## WHAT IS REQUIRED:
From the entries below, copy every line that holds the word "server".

————

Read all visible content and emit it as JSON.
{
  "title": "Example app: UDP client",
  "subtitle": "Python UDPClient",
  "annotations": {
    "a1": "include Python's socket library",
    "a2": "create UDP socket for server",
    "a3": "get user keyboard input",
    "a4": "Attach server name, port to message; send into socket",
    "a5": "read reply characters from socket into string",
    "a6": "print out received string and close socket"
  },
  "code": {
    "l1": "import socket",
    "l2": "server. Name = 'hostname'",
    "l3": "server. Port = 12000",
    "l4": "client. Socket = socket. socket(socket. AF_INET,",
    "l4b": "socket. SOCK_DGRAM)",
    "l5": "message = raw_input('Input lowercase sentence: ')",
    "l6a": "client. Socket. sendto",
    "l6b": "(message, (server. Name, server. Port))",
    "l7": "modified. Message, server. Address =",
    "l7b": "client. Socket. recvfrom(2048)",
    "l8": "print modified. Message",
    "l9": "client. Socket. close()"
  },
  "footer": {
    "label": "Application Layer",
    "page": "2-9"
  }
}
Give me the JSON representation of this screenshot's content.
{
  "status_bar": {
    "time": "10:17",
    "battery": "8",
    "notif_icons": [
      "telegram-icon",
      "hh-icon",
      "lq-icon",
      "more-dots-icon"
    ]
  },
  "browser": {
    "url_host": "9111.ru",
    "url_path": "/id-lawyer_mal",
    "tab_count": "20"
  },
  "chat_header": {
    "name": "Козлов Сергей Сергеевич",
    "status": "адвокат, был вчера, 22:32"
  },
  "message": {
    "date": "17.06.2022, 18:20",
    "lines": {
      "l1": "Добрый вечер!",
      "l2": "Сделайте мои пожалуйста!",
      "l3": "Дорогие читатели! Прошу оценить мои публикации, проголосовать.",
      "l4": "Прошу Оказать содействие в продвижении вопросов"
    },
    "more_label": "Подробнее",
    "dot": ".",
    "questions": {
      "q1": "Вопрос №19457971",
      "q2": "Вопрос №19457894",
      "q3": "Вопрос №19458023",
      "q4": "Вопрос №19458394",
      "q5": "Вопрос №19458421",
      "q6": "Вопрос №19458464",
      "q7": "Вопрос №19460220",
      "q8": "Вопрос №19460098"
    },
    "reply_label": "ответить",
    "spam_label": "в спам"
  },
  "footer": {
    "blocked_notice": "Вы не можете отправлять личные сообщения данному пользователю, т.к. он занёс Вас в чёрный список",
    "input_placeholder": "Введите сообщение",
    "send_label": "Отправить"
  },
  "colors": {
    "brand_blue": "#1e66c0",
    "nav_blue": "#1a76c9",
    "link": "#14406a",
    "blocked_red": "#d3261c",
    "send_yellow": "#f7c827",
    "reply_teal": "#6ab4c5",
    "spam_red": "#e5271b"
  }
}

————

## RESPONSE:
    "a2": "create UDP socket for server",
    "a4": "Attach server name, port to message; send into socket",
    "l2": "server. Name = 'hostname'",
    "l3": "server. Port = 12000",
    "l6b": "(message, (server. Name, server. Port))",
    "l7": "modified. Message, server. Address =",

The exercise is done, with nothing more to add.